Developers have submitted fresh plans to turn an iconic hotel in Fife into flats after proposals earlier this year were withdrawn.
The 200-year-old Albert Hotel in North Queensferry has been closed since 2017, and owner Festival Inns is seeking permission to turn it into four self-contained flats.
A previous application by Edinburgh-based businessman Kenny Waugh attracted significant community opposition and was eventually withdrawn in May this year.
Councillors are being asked to consider the new application, which would create a two-bedroom flat and three flats with three bedrooms each.
Iconic Fife hotel predates Forth Bridge
The rear of the Category C-listed property, located on Main Street in the Fife town, enjoys spectacular views across the Forth Rail Bridge.
The property was built in 1824 and pre-dates the Forth Bridge, which was completed in 1890.
The building was originally called Mitchell’s Inn, named after the owner Robert Mitchell.

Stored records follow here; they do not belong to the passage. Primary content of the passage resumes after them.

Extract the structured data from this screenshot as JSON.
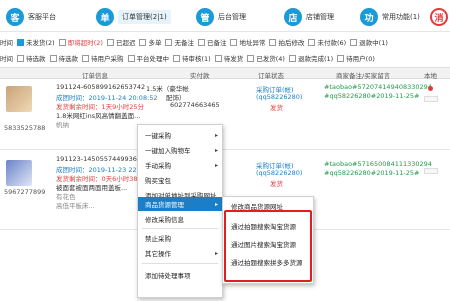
{
  "nav": [
    {
      "icon": "客",
      "label": "客服平台"
    },
    {
      "icon": "单",
      "label": "订单管理(2|1)"
    },
    {
      "icon": "管",
      "label": "后台管理"
    },
    {
      "icon": "店",
      "label": "店铺管理"
    },
    {
      "icon": "功",
      "label": "常用功能(1)"
    },
    {
      "icon": "消",
      "label": ""
    }
  ],
  "filters": {
    "row1_label": "时间",
    "row1": [
      "未发货(2)",
      "即将超时(2)",
      "已超迟",
      "多单",
      "无备注",
      "已备注",
      "地址异常",
      "拍后修改",
      "未付款(6)",
      "退款中(1)"
    ],
    "row2_label": "时间",
    "row2": [
      "待选款",
      "待选款",
      "待用户采购",
      "平台处理中",
      "待审核(1)",
      "待发货",
      "已发货(4)",
      "退款完成(1)",
      "待用户(0)"
    ]
  },
  "table_header": [
    "订单信息",
    "实付款",
    "订单状态",
    "商家备注/买家留言",
    "本地"
  ],
  "orders": [
    {
      "name": "客",
      "order_id": "5833525788",
      "line1": "191124-605899162653742",
      "time": "成团时间：2019-11-24 20:08:52",
      "remain": "发货剩余时间：1天9小时25分",
      "phone": "18",
      "title": "1.8米网红ins风高情翻盖面...",
      "extra": "帆纳",
      "spec": "1.5米（豪华帐",
      "spec2": "配饰）",
      "tracking": "602774663465",
      "status": "采购订单(帐)",
      "status2": "(qq58226280)",
      "ship": "发货",
      "note": "#taobao#572074149408330294",
      "note2": "#qq58226280#2019-11-25#"
    },
    {
      "order_id": "5967277899",
      "line1": "191123-145055744993608",
      "time": "成团时间：2019-11-23 22:06:35",
      "remain": "发货剩余时间：0天6小时38分",
      "phone": "1",
      "title": "被面套被面两面用盖板...",
      "extra": "有花色",
      "extra2": "高低平板床...",
      "status": "采购订单(帐)",
      "status2": "(qq58226280)",
      "ship": "发货",
      "note": "#taobao#571650084111330294",
      "note2": "#qq58226280#2019-11-25#"
    }
  ],
  "context_menu": {
    "items": [
      "一键采购",
      "一键加入购物车",
      "手动采购",
      "购买宝包",
      "添加对单地址到采购网址",
      "商品货源管理",
      "修改采购信息",
      "禁止采购",
      "其它操作",
      "添加待处理事项"
    ],
    "highlighted": "商品货源管理"
  },
  "submenu": {
    "items": [
      "修改商品货源网址",
      "通过拍题搜索淘宝货源",
      "通过图片搜索淘宝货源",
      "通过拍题搜索拼多多货源"
    ]
  },
  "colors": {
    "accent": "#1a9ad6",
    "highlight": "#1a7fc8",
    "warning": "#e23b3b",
    "annotation": "#e01f1f"
  }
}
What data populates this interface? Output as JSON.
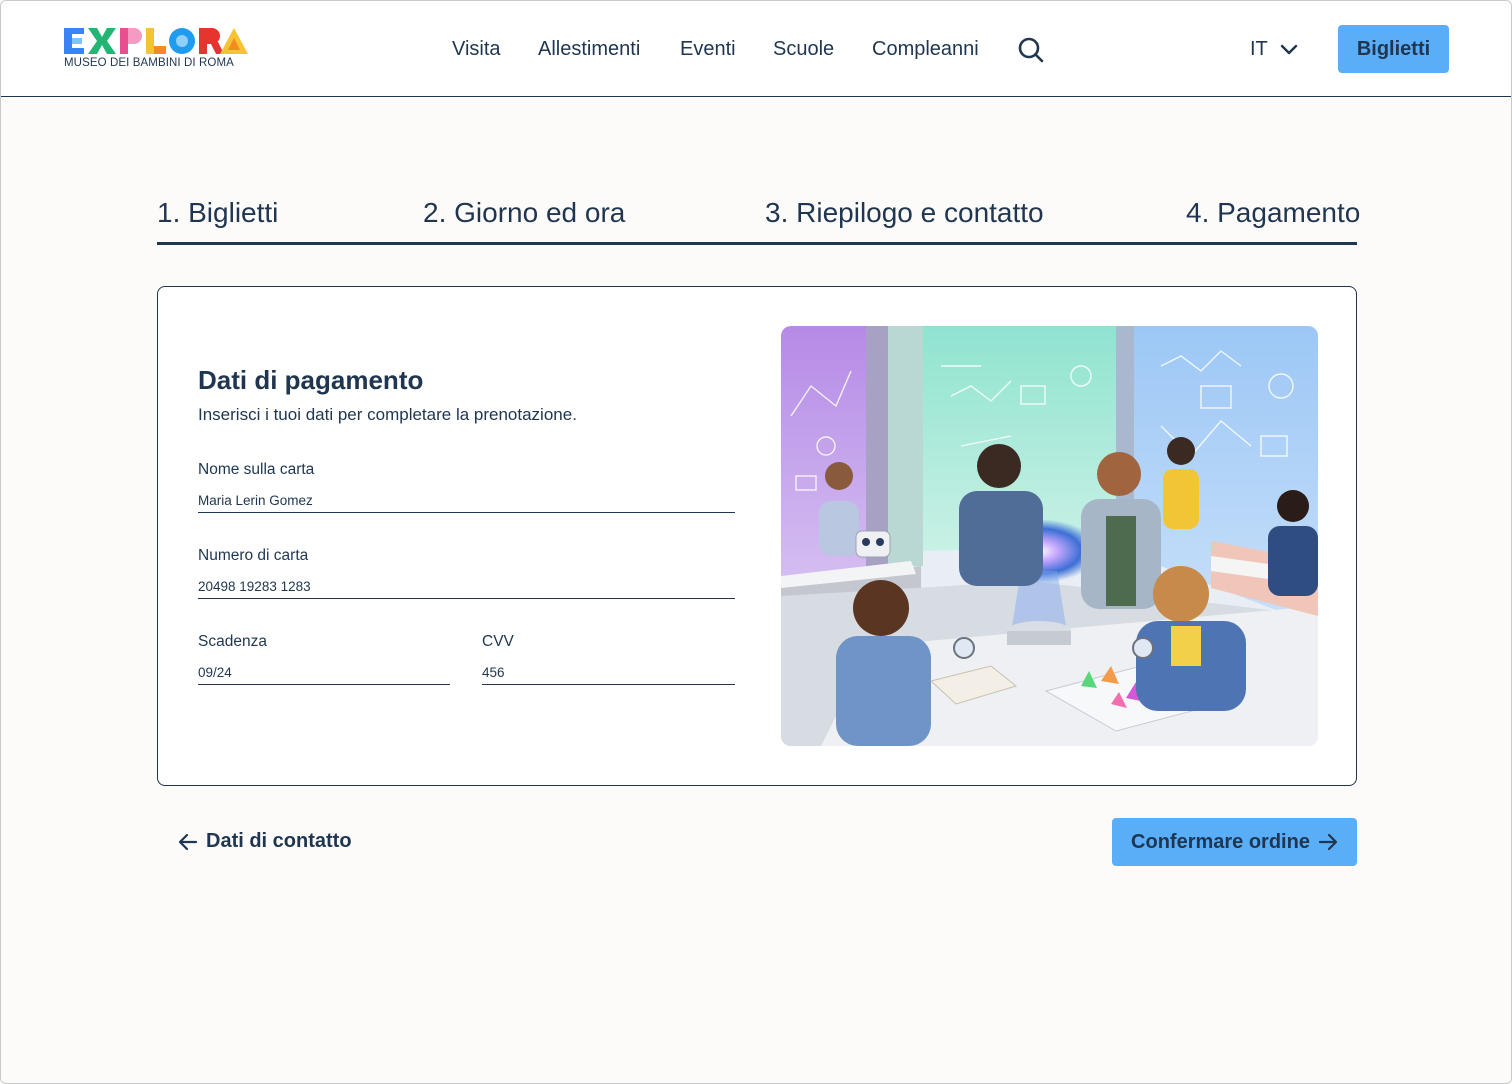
{
  "header": {
    "logo_text": "EXPLORA",
    "logo_subtitle": "MUSEO DEI BAMBINI DI ROMA",
    "logo_colors": [
      "#3b82f6",
      "#22b573",
      "#e94e8e",
      "#1f9bf0",
      "#e6342f",
      "#f7c234"
    ],
    "nav": [
      {
        "label": "Visita"
      },
      {
        "label": "Allestimenti"
      },
      {
        "label": "Eventi"
      },
      {
        "label": "Scuole"
      },
      {
        "label": "Compleanni"
      }
    ],
    "search_icon": "search-icon",
    "language": "IT",
    "tickets_button": "Biglietti"
  },
  "steps": [
    {
      "label": "1. Biglietti"
    },
    {
      "label": "2. Giorno ed ora"
    },
    {
      "label": "3. Riepilogo e contatto"
    },
    {
      "label": "4. Pagamento"
    }
  ],
  "payment": {
    "title": "Dati di pagamento",
    "subtitle": "Inserisci i tuoi dati per completare la prenotazione.",
    "card_name": {
      "label": "Nome sulla carta",
      "value": "Maria Lerin Gomez"
    },
    "card_number": {
      "label": "Numero di carta",
      "value": "20498 19283 1283"
    },
    "expiry": {
      "label": "Scadenza",
      "value": "09/24"
    },
    "cvv": {
      "label": "CVV",
      "value": "456"
    }
  },
  "actions": {
    "back_label": "Dati di contatto",
    "confirm_label": "Confermare ordine"
  },
  "colors": {
    "primary_text": "#1f3550",
    "accent": "#5aaef7",
    "background": "#fcfbf9"
  }
}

It was later renamed the Albert Hotel in honour of Queen Victoria and Prince Albert’s arrival in North Queensferry in 1842.
A supporting statement from planning consultants acting on behalf of Mr Waugh and Festival Inns says the new proposals have been submitted after consultation with Fife Council.
It also addresses a “disproportionately high” level of community opposition to the previous application, saying this was the result of a local campaign.
Level of community objection ‘surprising’
North Queensferry Community Council, as well as the Architectural Heritage Society of Scotland, both led objections to the previous proposals before they were withdrawn.
“The level of objection is surprising given the nature of residential development being proposed to replace the existing commercial leisure use and the limited opportunities for alternative, feasible or viable development to re-use the building,” the fresh application says.
It also explains that Festival Inns has considered the prospects of continuing to operate the building as a hotel.
Continued operation as a hotel ‘unviable’, owner insists
“In terms of viability, further evidence is now provided through historical trading accounts and records of the previous proprietors.
“It is proven beyond reproach that marketing conditions and operating losses demonstrate that the business is no longer viable,” the statement says.
It adds: “Given the level of refurbishment and financial investment required to allow it to compete with other local facilities, it has been resolved that a residential use would be the better option for restoration of the building.”
Building ‘cannot be considered to be a valuable community asset’
Locals have suggested they could acquire the building to operate as a community asset, potentially reopening it as a pub.
But the supporting statement says that “having due regard to the semi-derelict condition of the hotel” as well as its facilities and location it “cannot be considered to be a valuable community asset”.
A decision on the application is expected by January next year, with locals asked to submit comments online.